In 2005 South Dakota legislators passed, and Governor Mike Rounds, signed into law, an abortion consent bill. The law required a physician performing an abortion to secure the woman’s informed consent, which consent had to include (among other information) that “the abortion will terminate the life of a whole, separate, unique, living human being,” with which the woman “has an existing relationship” that “enjoys protection under the ” constitutions of the United States and South Dakota. Before the law could take effect a federal district judge enjoined its enforcement. The court accepted some abortion doctors’ argument that they would be made involuntary conduits of a message which was not only not their own, but the state’s “viewpoint” on an “unsettled medical, philosophical, theological, and scientific issue, that is, whether the fetus is a human being.” A divided three-judge panel of the Eighth Circuit upheld the injunction. But late last week that court, sitting en banc, reversed the panel decision and upheld the challenged law.
The most important part of last week’s opinion is the court’s two-fold rejection of the District Judge’s “unsettled” position. The Eighth Circuit rejected the claim that the required information was “theological” or even “philosophical” in nature. The court said instead that it was “biological” — that is, scientific and medical. The Court further held that the “biological” information was settled enough to be made a required part of informed consent. And there was an end to it.

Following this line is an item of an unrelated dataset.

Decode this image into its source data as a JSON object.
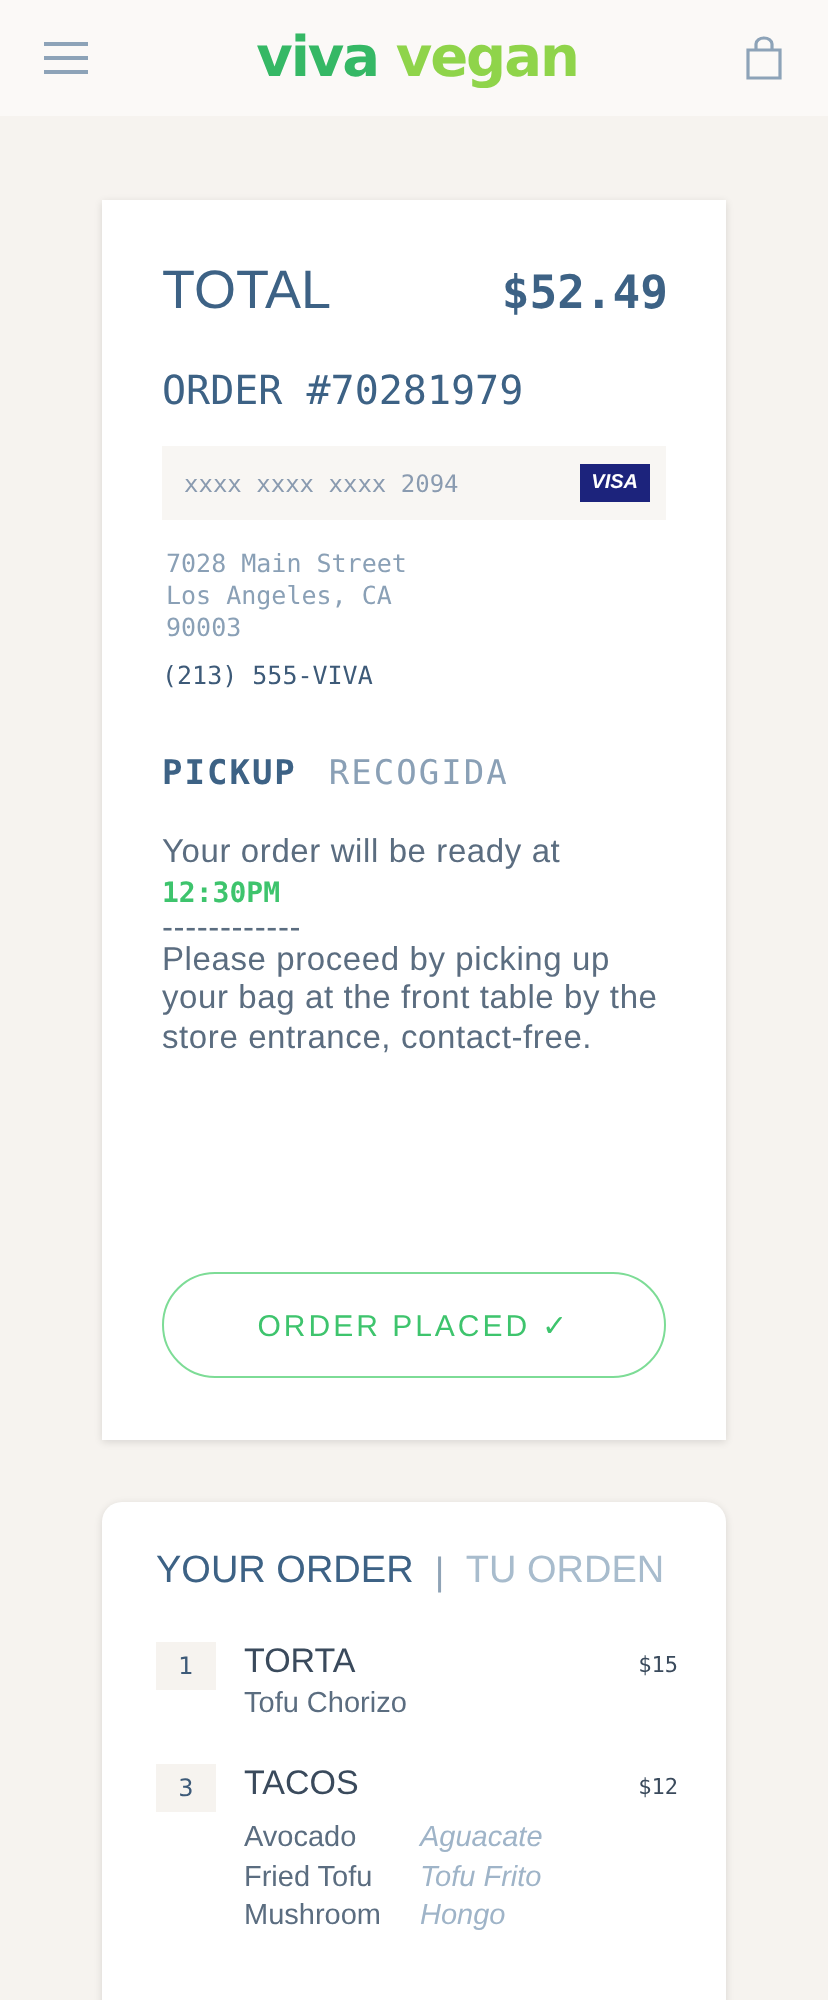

The moving force behind the SD law and throughout the subsequent litigation has been the stalwart pro-life attorney, Harold Cassidy of New Jersey